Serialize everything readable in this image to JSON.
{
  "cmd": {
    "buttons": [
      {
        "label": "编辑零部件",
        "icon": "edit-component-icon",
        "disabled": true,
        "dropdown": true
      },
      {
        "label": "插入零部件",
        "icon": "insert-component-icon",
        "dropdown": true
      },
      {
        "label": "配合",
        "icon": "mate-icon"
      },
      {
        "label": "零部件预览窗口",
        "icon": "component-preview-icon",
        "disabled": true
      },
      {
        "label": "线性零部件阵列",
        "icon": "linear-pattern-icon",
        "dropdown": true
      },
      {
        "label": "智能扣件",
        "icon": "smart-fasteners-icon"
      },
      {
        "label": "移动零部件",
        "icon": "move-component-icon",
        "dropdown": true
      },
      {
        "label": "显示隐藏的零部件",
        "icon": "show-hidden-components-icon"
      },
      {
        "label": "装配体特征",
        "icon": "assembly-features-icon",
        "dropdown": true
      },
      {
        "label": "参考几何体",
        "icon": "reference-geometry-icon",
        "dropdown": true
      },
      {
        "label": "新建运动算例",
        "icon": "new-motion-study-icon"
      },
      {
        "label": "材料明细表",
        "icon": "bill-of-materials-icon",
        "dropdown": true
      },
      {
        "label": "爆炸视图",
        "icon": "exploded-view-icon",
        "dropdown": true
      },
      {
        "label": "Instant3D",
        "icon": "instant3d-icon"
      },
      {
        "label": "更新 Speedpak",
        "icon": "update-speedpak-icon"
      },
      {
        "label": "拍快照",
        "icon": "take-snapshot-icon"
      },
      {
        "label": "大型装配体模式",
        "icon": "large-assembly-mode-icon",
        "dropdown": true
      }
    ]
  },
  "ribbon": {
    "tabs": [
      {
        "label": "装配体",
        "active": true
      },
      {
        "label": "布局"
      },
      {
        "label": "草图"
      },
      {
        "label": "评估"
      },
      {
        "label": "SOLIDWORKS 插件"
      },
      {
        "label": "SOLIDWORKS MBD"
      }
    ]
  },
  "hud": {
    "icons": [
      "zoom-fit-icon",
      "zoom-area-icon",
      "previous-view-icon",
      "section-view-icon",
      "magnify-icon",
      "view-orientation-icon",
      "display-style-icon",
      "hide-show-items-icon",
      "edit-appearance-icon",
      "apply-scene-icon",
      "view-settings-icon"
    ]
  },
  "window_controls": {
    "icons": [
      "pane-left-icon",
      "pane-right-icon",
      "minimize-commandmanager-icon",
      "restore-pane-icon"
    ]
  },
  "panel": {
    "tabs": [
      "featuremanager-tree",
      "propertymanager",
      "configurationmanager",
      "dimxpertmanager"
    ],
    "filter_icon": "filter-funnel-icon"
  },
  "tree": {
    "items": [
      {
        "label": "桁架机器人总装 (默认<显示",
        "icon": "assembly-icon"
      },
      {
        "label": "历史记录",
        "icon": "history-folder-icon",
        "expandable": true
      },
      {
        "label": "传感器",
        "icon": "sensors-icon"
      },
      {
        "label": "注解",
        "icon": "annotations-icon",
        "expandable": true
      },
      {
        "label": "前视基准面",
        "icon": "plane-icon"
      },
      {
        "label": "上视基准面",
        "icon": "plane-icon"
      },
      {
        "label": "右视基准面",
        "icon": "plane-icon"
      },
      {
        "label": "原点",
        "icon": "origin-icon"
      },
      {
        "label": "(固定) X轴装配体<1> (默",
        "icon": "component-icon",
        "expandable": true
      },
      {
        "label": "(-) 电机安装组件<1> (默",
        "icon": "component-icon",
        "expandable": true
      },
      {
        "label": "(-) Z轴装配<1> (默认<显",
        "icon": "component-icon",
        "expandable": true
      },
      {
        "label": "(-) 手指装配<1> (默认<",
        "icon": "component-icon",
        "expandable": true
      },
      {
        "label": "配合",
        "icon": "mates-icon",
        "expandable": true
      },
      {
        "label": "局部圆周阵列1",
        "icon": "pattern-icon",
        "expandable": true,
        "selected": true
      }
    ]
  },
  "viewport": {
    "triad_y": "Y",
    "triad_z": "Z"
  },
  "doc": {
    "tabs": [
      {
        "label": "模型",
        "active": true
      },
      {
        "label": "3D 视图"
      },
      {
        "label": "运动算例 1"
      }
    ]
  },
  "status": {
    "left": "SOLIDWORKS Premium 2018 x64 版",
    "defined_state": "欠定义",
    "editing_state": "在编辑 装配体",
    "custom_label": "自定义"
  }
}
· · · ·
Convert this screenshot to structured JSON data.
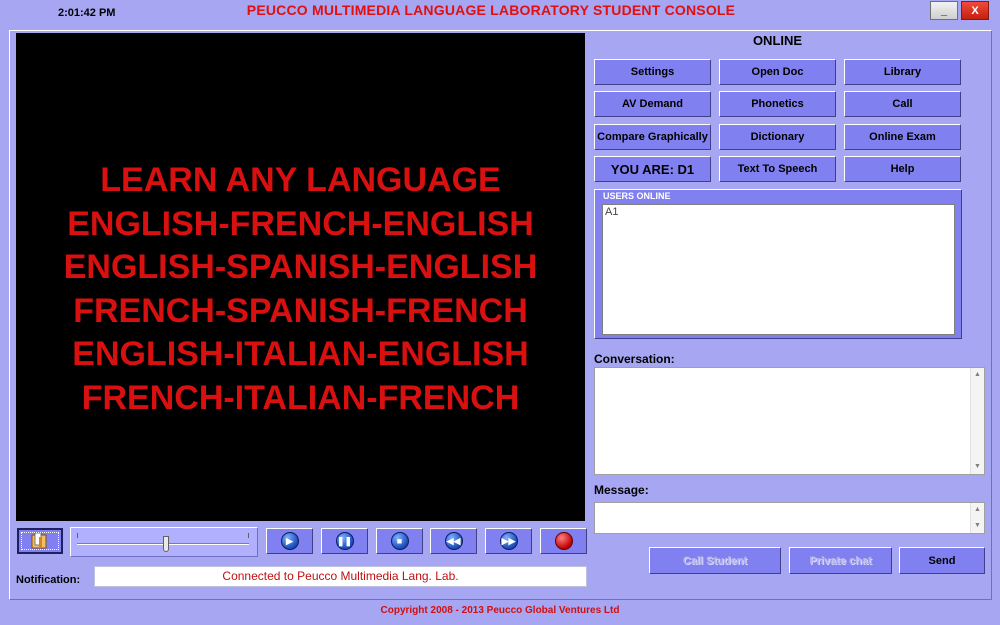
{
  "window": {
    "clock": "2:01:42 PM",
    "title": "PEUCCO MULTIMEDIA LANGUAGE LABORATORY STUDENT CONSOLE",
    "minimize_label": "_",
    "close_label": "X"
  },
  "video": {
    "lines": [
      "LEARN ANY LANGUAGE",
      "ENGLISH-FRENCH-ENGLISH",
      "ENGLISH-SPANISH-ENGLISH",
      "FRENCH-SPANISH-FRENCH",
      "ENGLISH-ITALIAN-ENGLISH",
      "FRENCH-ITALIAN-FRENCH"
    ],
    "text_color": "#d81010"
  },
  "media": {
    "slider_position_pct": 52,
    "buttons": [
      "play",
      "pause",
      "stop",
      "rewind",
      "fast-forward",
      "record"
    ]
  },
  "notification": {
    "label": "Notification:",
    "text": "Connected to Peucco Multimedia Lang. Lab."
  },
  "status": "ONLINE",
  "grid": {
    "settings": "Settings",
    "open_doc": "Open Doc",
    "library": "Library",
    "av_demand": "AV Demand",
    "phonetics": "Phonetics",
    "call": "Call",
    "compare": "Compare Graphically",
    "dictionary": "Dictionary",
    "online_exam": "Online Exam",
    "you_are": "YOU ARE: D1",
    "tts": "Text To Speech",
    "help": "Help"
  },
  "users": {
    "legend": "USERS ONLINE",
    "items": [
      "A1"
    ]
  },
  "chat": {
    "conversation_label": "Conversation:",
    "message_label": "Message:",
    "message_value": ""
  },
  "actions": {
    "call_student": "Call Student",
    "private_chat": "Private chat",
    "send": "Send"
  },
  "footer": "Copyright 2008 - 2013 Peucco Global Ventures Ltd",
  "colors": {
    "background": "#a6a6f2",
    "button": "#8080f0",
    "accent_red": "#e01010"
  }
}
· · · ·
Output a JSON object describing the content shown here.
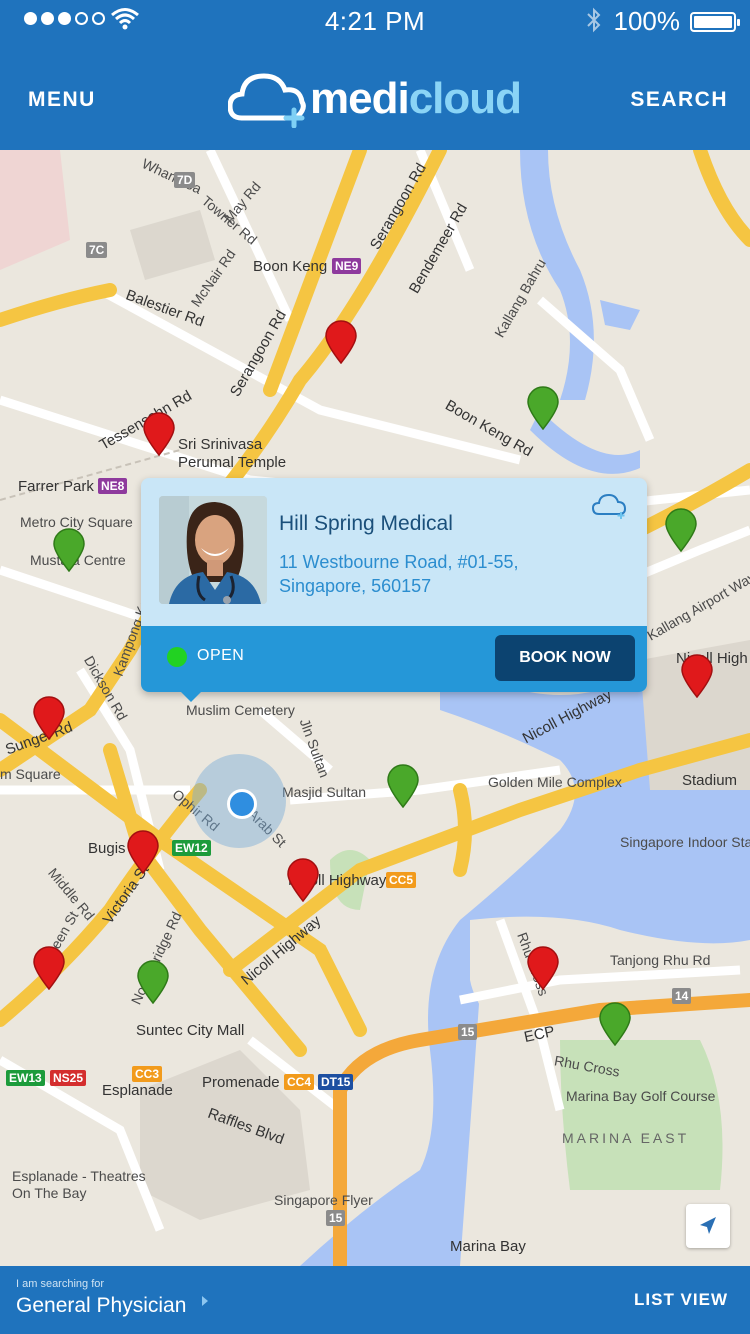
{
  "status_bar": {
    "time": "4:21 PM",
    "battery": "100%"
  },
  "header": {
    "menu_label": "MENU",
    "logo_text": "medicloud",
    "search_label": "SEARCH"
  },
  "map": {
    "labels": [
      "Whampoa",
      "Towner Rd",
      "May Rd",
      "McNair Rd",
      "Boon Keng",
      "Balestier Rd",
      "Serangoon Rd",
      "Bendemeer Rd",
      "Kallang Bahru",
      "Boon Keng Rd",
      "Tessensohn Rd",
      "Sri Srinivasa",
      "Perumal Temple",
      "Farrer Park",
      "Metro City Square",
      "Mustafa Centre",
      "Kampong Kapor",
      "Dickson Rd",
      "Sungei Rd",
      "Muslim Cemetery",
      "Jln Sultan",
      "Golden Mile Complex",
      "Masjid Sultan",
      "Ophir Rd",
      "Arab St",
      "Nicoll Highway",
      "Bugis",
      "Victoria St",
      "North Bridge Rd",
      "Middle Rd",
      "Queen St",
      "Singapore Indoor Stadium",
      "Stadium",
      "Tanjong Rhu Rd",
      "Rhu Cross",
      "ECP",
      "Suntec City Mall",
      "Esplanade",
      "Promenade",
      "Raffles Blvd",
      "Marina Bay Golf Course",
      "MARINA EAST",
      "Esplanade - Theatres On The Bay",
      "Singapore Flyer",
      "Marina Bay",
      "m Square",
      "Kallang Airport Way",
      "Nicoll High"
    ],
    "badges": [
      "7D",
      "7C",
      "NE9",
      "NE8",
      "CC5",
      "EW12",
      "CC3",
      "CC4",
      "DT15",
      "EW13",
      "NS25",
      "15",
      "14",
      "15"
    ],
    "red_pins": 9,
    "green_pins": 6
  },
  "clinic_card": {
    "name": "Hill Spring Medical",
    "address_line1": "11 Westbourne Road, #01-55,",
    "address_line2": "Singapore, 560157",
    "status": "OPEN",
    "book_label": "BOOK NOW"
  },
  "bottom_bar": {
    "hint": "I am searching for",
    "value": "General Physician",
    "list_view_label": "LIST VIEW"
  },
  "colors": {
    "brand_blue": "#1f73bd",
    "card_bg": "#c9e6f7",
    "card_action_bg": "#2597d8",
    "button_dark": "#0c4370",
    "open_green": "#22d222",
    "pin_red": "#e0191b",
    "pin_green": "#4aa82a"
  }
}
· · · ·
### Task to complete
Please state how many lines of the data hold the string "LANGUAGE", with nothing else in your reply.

### Exercise solution
2